[[ Data extract open ]]

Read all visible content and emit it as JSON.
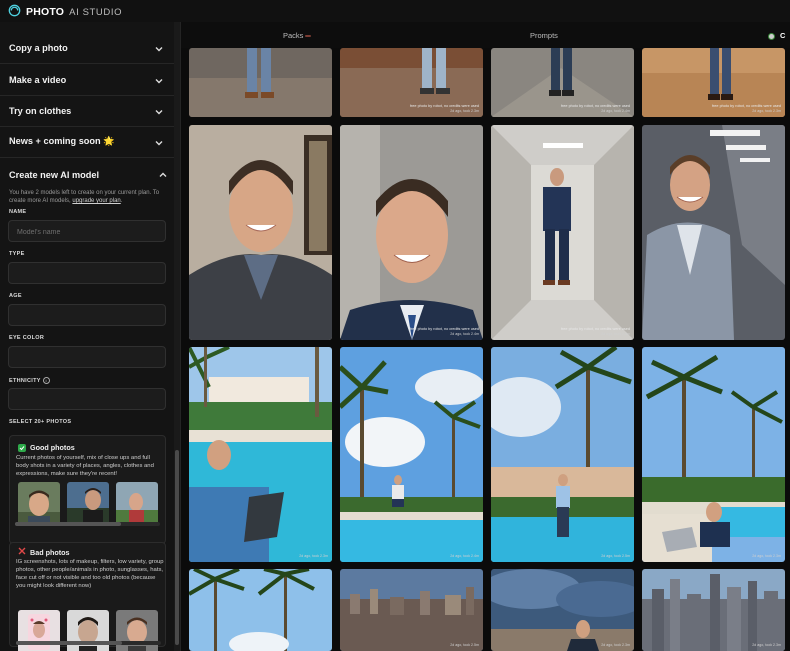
{
  "app": {
    "name": "PHOTO",
    "name_suffix": "AI STUDIO"
  },
  "sidebar": {
    "sections": [
      {
        "label": "Copy a photo"
      },
      {
        "label": "Make a video"
      },
      {
        "label": "Try on clothes"
      },
      {
        "label": "News + coming soon 🌟"
      }
    ],
    "create_model": {
      "title": "Create new AI model",
      "description_pre": "You have 2 models left to create on your current plan. To create more AI models, ",
      "description_link": "upgrade your plan",
      "description_post": ".",
      "fields": {
        "name_label": "NAME",
        "name_placeholder": "Model's name",
        "type_label": "TYPE",
        "age_label": "AGE",
        "eye_color_label": "EYE COLOR",
        "ethnicity_label": "ETHNICITY"
      },
      "select_photos_label": "SELECT 20+ PHOTOS",
      "good_photos": {
        "title": "Good photos",
        "text": "Current photos of yourself, mix of close ups and full body shots in a variety of places, angles, clothes and expressions, make sure they're recent!"
      },
      "bad_photos": {
        "title": "Bad photos",
        "text": "IG screenshots, lots of makeup, filters, low variety, group photos, other people/animals in photo, sunglasses, hats, face cut off or not visible and too old photos (because you might look different now)"
      }
    }
  },
  "tabs": [
    {
      "label": "Packs",
      "badge": "NEW"
    },
    {
      "label": "Prompts"
    },
    {
      "label": "C"
    }
  ],
  "gallery": {
    "caption_line1": "free photo by robot, no credits were used",
    "captions_line2": [
      "2d ago, took 2.3m",
      "2d ago, took 2.4m",
      "2d ago, took 2.3m",
      "2d ago, took 2.4m",
      "2d ago, took 2.3m",
      "2d ago, took 2.3m",
      "2d ago, took 2.4m",
      "2d ago, took 2.5m",
      "2d ago, took 2.3m",
      "2d ago, took 2.5m",
      "2d ago, took 2.3m",
      "2d ago, took 2.3m"
    ]
  },
  "colors": {
    "background": "#0b0b0b",
    "sidebar": "#141414",
    "good_badge": "#2eaa4a",
    "bad_mark": "#e04848"
  }
}
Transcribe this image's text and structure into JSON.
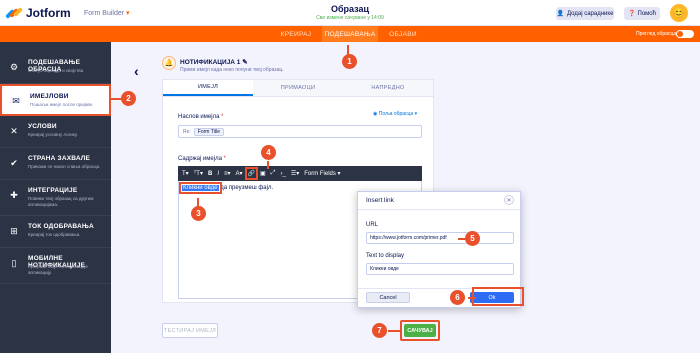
{
  "header": {
    "logo_text": "Jotform",
    "product": "Form Builder",
    "doc_title": "Образац",
    "doc_status": "Све измене сачуване у 14:09",
    "assign_label": "Додај сараднике",
    "help_label": "Помоћ"
  },
  "nav": {
    "tabs": [
      {
        "label": "КРЕИРАЈ"
      },
      {
        "label": "ПОДЕШАВАЊА"
      },
      {
        "label": "ОБЈАВИ"
      }
    ],
    "preview_label": "Преглед обрасца"
  },
  "sidebar": {
    "items": [
      {
        "title": "ПОДЕШАВАЊЕ ОБРАСЦА",
        "subtitle": "Статус обрасца и својства"
      },
      {
        "title": "ИМЕЈЛОВИ",
        "subtitle": "Пошаљи имејл после пријаве."
      },
      {
        "title": "УСЛОВИ",
        "subtitle": "Креирај условну логику."
      },
      {
        "title": "СТРАНА ЗАХВАЛЕ",
        "subtitle": "Прикажи се након слања обрасца."
      },
      {
        "title": "ИНТЕГРАЦИЈЕ",
        "subtitle": "Повежи твој образац са другим апликацијама."
      },
      {
        "title": "ТОК ОДОБРАВАЊА",
        "subtitle": "Креирај ток одобравања."
      },
      {
        "title": "МОБИЛНЕ НОТИФИКАЦИЈЕ",
        "subtitle": "Преузми твоје нотификације апликацију."
      }
    ]
  },
  "panel": {
    "title": "НОТИФИКАЦИЈА 1",
    "subtitle": "Прими имејл када неко попуни твој образац.",
    "tabs": [
      {
        "label": "ИМЕЈЛ"
      },
      {
        "label": "ПРИМАОЦИ"
      },
      {
        "label": "НАПРЕДНО"
      }
    ],
    "subject_label": "Наслов имејла",
    "from_form_label": "Поља обрасца",
    "subject_prefix": "Re:",
    "subject_chip": "Form Title",
    "content_label": "Садржај имејла",
    "form_fields_label": "Form Fields",
    "selected_text": "Кликни овде",
    "body_rest": "да преузмеш фајл.",
    "test_label": "ТЕСТИРАЈ ИМЕЈЛ",
    "save_label": "САЧУВАЈ"
  },
  "dialog": {
    "title": "Insert link",
    "url_label": "URL",
    "url_value": "https://www.jotform.com/primer.pdf",
    "text_label": "Text to display",
    "text_value": "Кликни овде",
    "cancel_label": "Cancel",
    "ok_label": "Ok"
  },
  "callouts": [
    "1",
    "2",
    "3",
    "4",
    "5",
    "6",
    "7"
  ],
  "colors": {
    "brand_orange": "#ff6100",
    "sidebar_bg": "#2c3345",
    "callout": "#e8512c",
    "save_green": "#4db047",
    "ok_blue": "#2f6cf6"
  }
}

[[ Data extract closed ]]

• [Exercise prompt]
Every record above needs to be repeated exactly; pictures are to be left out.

• [Output of the exercise]
Read all visible content and emit it as JSON.
{
  "app": {
    "name": "PHOTO",
    "name_suffix": "AI STUDIO"
  },
  "sidebar": {
    "sections": [
      {
        "label": "Copy a photo"
      },
      {
        "label": "Make a video"
      },
      {
        "label": "Try on clothes"
      },
      {
        "label": "News + coming soon 🌟"
      }
    ],
    "create_model": {
      "title": "Create new AI model",
      "description_pre": "You have 2 models left to create on your current plan. To create more AI models, ",
      "description_link": "upgrade your plan",
      "description_post": ".",
      "fields": {
        "name_label": "NAME",
        "name_placeholder": "Model's name",
        "type_label": "TYPE",
        "age_label": "AGE",
        "eye_color_label": "EYE COLOR",
        "ethnicity_label": "ETHNICITY"
      },
      "select_photos_label": "SELECT 20+ PHOTOS",
      "good_photos": {
        "title": "Good photos",
        "text": "Current photos of yourself, mix of close ups and full body shots in a variety of places, angles, clothes and expressions, make sure they're recent!"
      },
      "bad_photos": {
        "title": "Bad photos",
        "text": "IG screenshots, lots of makeup, filters, low variety, group photos, other people/animals in photo, sunglasses, hats, face cut off or not visible and too old photos (because you might look different now)"
      }
    }
  },
  "tabs": [
    {
      "label": "Packs",
      "badge": "NEW"
    },
    {
      "label": "Prompts"
    },
    {
      "label": "C"
    }
  ],
  "gallery": {
    "caption_line1": "free photo by robot, no credits were used",
    "captions_line2": [
      "2d ago, took 2.3m",
      "2d ago, took 2.4m",
      "2d ago, took 2.3m",
      "2d ago, took 2.4m",
      "2d ago, took 2.3m",
      "2d ago, took 2.3m",
      "2d ago, took 2.4m",
      "2d ago, took 2.5m",
      "2d ago, took 2.3m",
      "2d ago, took 2.5m",
      "2d ago, took 2.3m",
      "2d ago, took 2.3m"
    ]
  },
  "colors": {
    "background": "#0b0b0b",
    "sidebar": "#141414",
    "good_badge": "#2eaa4a",
    "bad_mark": "#e04848"
  }
}
Transcribe this image's text and structure into JSON.
{
  "header": {
    "logo_text": "Jotform",
    "product": "Form Builder",
    "doc_title": "Образац",
    "doc_status": "Све измене сачуване у 14:09",
    "assign_label": "Додај сараднике",
    "help_label": "Помоћ"
  },
  "nav": {
    "tabs": [
      {
        "label": "КРЕИРАЈ"
      },
      {
        "label": "ПОДЕШАВАЊА"
      },
      {
        "label": "ОБЈАВИ"
      }
    ],
    "preview_label": "Преглед обрасца"
  },
  "sidebar": {
    "items": [
      {
        "title": "ПОДЕШАВАЊЕ ОБРАСЦА",
        "subtitle": "Статус обрасца и својства"
      },
      {
        "title": "ИМЕЈЛОВИ",
        "subtitle": "Пошаљи имејл после пријаве."
      },
      {
        "title": "УСЛОВИ",
        "subtitle": "Креирај условну логику."
      },
      {
        "title": "СТРАНА ЗАХВАЛЕ",
        "subtitle": "Прикажи се након слања обрасца."
      },
      {
        "title": "ИНТЕГРАЦИЈЕ",
        "subtitle": "Повежи твој образац са другим апликацијама."
      },
      {
        "title": "ТОК ОДОБРАВАЊА",
        "subtitle": "Креирај ток одобравања."
      },
      {
        "title": "МОБИЛНЕ НОТИФИКАЦИЈЕ",
        "subtitle": "Преузми твоје нотификације апликацију."
      }
    ]
  },
  "panel": {
    "title": "НОТИФИКАЦИЈА 1",
    "subtitle": "Прими имејл када неко попуни твој образац.",
    "tabs": [
      {
        "label": "ИМЕЈЛ"
      },
      {
        "label": "ПРИМАОЦИ"
      },
      {
        "label": "НАПРЕДНО"
      }
    ],
    "subject_label": "Наслов имејла",
    "from_form_label": "Поља обрасца",
    "subject_prefix": "Re:",
    "subject_chip": "Form Title",
    "content_label": "Садржај имејла",
    "form_fields_label": "Form Fields",
    "selected_text": "Кликни овде",
    "body_rest": "да преузмеш фајл.",
    "test_label": "ТЕСТИРАЈ ИМЕЈЛ",
    "save_label": "САЧУВАЈ"
  },
  "dialog": {
    "title": "Insert link",
    "url_label": "URL",
    "url_value": "https://www.jotform.com/primer.pdf",
    "text_label": "Text to display",
    "text_value": "Кликни овде",
    "cancel_label": "Cancel",
    "ok_label": "Ok"
  },
  "callouts": [
    "1",
    "2",
    "3",
    "4",
    "5",
    "6",
    "7"
  ],
  "colors": {
    "brand_orange": "#ff6100",
    "sidebar_bg": "#2c3345",
    "callout": "#e8512c",
    "save_green": "#4db047",
    "ok_blue": "#2f6cf6"
  }
}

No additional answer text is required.